THE award of the inaugural bus contract to London-based Tower Transit signals that foreign companies are more than welcome in Singapore if they can help raise local standards of nationwide services. In this sense, to be national is to avoid being nationalistic. Tower Transit, which had submitted the third-lowest bid, beat seven other firms, including incumbents SMRT and SBS Transit.
From a nationalistic point of view, one might argue the merits of supporting local firms providing essential services as these are rooted here. Public interest is served, however, by encouraging such firms to match or exceed the performance of global players. This would ensure Singaporeans are not short-changed and also spur local operators to raise their game to the level of the best in the marketplace.
The same logic which allows foreign firms to compete in Singapore without regard for their nationality should empower local firms to venture and thrive abroad without the protective buffer of the domestic Singapore market. ComfortDelGro, for example, could never have grown into one of the largest land transport companies in the world, with a global workforce and a commensurate shareholder base, had its corporate outlook been shaped and limited by Singapore's size. Today, it operates in seven countries and has a network of more than 46,000 vehicles, which include buses, taxis, trains and rental vehicles. It is an object lesson in how building a ramp of skills and capabilities can help companies to succeed.
The success of Singapore's transport workers, however, is not straightforward as they are not as mobile as companies, which possess the capital and knowledge to go overseas. Workers, therefore, deserve a helping hand to keep them in the industry, move from one employer to another without suffering wage stagnation and the dimunition of employment benefits, and continue to enjoy the benefits of training that equip them to thrive in a changing transport landscape. Tower Transit must be held to its word to offer more than 400 affected bus captains employment at current or better terms.

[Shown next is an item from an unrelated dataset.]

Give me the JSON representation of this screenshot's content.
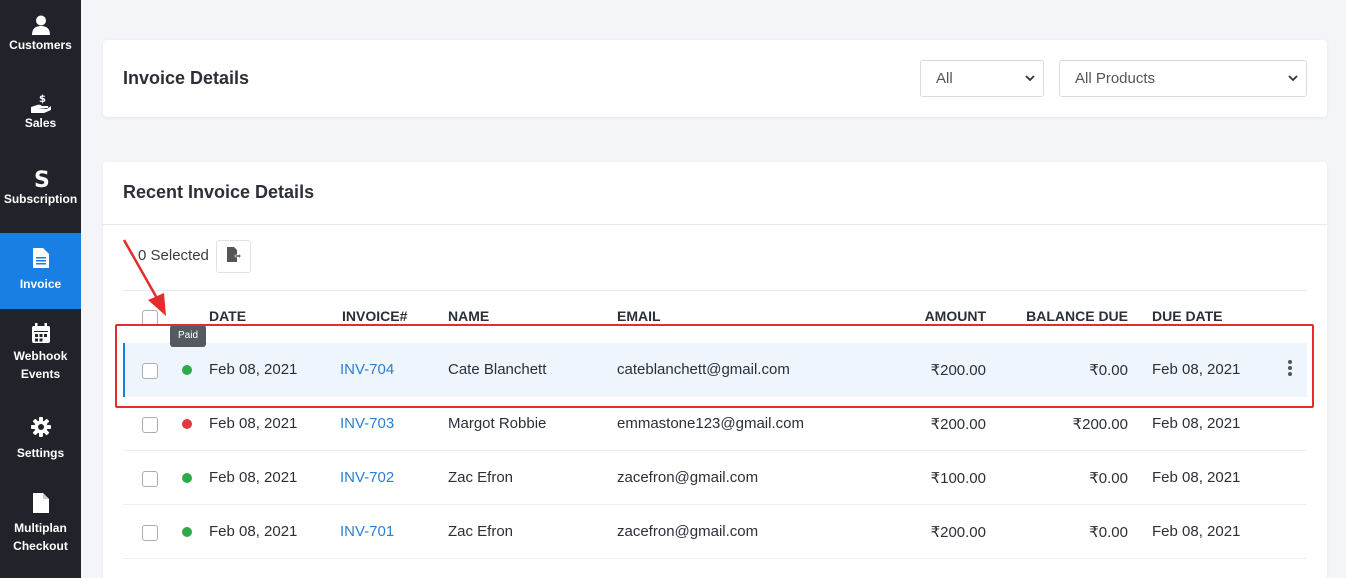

Ultimately, how both transport operators and their employees fare will depend on the degree of commuters' satisfaction with service. Public transport in Singapore is not only a matter of everyday necessity but also an index of national efficiency and a vital catalyst in efforts to reduce dependence on private transport.
Fresh ideas brought in by Tower Transit and others to boost bus service excellence would be most welcome. Bus rides should be predictable (via, say, the use of apps), safe, reliable, comfortable and affordable.